──────── THE DATA
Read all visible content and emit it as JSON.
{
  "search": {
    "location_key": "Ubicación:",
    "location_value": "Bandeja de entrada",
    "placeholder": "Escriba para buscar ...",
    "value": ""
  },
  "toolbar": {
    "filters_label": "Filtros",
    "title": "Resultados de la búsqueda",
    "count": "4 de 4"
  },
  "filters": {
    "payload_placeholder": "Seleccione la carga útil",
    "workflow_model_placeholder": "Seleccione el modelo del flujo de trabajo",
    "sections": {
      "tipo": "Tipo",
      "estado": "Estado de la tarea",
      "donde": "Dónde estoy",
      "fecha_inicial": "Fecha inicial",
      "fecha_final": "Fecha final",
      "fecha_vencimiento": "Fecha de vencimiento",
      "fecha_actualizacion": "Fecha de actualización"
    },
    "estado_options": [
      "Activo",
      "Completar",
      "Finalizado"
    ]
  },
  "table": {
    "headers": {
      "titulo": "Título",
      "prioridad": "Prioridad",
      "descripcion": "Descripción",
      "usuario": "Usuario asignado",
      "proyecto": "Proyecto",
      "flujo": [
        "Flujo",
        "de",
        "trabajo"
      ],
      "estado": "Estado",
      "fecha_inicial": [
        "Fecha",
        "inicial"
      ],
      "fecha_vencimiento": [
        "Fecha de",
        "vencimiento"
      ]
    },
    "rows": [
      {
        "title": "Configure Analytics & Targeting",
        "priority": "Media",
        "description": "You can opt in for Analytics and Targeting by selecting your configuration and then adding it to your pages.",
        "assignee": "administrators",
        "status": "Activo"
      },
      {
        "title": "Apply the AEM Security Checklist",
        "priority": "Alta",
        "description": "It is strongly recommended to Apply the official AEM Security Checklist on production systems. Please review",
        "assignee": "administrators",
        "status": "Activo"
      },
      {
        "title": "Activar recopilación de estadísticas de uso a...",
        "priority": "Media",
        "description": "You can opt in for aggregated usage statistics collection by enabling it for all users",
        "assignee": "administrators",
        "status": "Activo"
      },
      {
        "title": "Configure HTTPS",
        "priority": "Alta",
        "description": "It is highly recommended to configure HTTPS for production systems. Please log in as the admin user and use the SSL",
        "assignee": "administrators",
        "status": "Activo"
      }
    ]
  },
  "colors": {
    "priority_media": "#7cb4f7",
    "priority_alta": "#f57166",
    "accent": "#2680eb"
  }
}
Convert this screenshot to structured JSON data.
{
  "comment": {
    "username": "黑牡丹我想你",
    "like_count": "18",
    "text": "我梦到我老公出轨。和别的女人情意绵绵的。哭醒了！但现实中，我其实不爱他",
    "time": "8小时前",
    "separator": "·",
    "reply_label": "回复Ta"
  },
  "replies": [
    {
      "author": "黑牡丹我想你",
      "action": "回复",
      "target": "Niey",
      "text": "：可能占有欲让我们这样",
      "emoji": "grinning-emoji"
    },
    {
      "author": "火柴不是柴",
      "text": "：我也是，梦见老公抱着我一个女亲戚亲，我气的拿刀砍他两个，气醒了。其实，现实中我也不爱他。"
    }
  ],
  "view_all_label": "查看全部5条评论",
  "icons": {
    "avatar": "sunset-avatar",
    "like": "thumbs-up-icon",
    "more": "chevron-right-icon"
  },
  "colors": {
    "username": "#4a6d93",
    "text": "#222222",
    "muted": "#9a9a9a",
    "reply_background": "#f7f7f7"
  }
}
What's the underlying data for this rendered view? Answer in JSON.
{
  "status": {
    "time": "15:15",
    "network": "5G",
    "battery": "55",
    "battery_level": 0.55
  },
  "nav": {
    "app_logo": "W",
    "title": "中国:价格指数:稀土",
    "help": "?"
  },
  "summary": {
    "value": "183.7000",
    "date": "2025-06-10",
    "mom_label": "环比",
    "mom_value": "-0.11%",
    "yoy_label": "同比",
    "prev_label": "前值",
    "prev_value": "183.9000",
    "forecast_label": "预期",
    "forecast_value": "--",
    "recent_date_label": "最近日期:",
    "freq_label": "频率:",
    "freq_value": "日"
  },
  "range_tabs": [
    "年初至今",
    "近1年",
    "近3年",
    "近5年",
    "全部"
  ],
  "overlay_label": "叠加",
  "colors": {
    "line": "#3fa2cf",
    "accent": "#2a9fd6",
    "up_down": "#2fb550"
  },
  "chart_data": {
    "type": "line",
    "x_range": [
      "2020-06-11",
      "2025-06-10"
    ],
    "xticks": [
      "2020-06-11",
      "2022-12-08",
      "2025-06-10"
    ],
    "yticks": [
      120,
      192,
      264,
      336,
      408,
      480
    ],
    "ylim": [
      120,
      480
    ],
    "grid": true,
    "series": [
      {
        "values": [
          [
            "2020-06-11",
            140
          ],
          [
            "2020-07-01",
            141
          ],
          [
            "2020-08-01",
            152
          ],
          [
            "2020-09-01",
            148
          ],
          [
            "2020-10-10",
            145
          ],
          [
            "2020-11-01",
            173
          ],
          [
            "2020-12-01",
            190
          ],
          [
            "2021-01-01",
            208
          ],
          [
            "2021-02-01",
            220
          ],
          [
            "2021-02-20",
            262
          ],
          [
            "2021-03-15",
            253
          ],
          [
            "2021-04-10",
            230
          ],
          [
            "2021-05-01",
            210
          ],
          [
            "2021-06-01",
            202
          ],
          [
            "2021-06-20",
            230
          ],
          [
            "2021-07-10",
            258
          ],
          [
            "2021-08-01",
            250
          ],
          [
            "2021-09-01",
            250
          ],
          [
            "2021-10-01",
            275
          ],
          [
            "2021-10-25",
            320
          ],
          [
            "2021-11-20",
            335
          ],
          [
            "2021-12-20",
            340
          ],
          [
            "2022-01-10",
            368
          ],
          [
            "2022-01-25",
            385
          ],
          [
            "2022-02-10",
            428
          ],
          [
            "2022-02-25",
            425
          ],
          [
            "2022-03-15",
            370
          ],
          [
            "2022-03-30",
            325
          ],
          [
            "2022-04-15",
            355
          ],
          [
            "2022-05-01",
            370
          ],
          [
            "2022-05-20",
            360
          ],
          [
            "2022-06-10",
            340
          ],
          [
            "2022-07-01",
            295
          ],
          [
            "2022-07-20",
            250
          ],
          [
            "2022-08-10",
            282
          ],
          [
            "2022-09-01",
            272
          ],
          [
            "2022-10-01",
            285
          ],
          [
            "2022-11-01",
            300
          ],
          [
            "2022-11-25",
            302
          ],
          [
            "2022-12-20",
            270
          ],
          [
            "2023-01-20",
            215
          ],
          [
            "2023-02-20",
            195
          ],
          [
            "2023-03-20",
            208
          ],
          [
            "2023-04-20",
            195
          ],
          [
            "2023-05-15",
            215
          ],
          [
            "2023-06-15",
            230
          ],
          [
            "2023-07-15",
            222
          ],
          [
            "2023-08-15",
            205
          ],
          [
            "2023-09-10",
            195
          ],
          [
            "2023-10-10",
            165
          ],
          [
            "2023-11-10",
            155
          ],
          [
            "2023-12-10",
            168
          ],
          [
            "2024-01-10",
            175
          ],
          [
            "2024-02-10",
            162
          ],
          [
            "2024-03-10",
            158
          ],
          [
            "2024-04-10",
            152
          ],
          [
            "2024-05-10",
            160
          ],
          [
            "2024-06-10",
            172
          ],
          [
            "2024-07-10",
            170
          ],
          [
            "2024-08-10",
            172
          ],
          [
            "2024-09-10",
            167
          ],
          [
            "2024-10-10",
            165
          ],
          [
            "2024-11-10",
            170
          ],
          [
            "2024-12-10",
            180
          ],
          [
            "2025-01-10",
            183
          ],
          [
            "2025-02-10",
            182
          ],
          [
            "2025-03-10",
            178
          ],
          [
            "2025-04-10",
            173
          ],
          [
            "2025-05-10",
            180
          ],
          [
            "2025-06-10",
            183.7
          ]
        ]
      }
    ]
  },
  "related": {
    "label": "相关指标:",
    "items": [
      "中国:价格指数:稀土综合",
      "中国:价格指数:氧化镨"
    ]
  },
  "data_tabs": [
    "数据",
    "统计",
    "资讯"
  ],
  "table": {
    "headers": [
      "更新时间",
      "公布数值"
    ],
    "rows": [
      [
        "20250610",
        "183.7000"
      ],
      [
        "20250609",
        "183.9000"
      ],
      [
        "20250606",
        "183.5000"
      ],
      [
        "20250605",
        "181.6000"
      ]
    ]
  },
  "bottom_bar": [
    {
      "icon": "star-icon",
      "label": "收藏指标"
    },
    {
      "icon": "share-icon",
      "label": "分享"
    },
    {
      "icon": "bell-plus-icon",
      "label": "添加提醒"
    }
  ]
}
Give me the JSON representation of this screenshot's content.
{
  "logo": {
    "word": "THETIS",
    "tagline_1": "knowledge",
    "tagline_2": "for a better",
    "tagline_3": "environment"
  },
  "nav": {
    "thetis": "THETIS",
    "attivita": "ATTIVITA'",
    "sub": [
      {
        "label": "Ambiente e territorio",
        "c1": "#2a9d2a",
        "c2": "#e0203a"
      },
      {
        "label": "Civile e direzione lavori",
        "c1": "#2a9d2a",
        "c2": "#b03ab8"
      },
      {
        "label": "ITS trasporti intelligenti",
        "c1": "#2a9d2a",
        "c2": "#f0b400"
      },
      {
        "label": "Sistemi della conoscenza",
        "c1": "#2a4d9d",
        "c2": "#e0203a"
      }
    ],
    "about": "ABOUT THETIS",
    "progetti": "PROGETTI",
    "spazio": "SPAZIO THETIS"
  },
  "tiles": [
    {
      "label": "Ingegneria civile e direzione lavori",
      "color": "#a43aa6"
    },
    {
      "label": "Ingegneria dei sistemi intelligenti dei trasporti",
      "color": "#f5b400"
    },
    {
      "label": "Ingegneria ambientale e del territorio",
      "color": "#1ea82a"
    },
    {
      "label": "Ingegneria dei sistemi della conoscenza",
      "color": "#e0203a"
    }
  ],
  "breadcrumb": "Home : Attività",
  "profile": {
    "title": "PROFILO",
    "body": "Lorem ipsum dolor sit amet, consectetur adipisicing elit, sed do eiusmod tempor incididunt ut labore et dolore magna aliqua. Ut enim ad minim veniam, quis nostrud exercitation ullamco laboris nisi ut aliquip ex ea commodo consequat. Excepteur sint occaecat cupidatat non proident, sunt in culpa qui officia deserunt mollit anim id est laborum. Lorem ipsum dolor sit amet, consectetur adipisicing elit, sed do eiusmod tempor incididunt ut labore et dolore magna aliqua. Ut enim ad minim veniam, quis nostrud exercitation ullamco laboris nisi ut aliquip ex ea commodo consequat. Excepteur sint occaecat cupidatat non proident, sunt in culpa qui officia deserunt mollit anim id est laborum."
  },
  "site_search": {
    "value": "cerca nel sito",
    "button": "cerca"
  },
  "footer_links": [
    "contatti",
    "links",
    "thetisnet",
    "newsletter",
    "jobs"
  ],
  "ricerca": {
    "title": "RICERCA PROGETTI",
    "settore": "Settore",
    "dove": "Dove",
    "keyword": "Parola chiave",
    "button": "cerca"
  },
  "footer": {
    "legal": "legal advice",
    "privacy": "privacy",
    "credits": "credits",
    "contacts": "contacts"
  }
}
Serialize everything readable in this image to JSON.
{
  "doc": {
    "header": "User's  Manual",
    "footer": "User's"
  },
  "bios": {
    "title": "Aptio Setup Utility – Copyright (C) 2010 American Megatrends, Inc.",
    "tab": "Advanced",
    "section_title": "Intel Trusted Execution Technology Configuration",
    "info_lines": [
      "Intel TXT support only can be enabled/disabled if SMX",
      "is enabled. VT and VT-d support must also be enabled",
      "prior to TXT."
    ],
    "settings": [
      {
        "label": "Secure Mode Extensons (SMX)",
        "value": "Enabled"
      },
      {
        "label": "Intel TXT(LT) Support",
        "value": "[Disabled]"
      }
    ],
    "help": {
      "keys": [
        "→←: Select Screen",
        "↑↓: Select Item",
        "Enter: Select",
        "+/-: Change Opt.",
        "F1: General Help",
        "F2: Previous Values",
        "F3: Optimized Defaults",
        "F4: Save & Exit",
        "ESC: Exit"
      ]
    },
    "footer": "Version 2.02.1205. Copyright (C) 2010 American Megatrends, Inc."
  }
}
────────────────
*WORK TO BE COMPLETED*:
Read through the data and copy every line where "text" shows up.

*EXERCISE OUTPUT*:
    "text": "我梦到我老公出轨。和别的女人情意绵绵的。哭醒了！但现实中，我其实不爱他",
      "text": "：可能占有欲让我们这样",
      "text": "：我也是，梦见老公抱着我一个女亲戚亲，我气的拿刀砍他两个，气醒了。其实，现实中我也不爱他。"
    "text": "#222222",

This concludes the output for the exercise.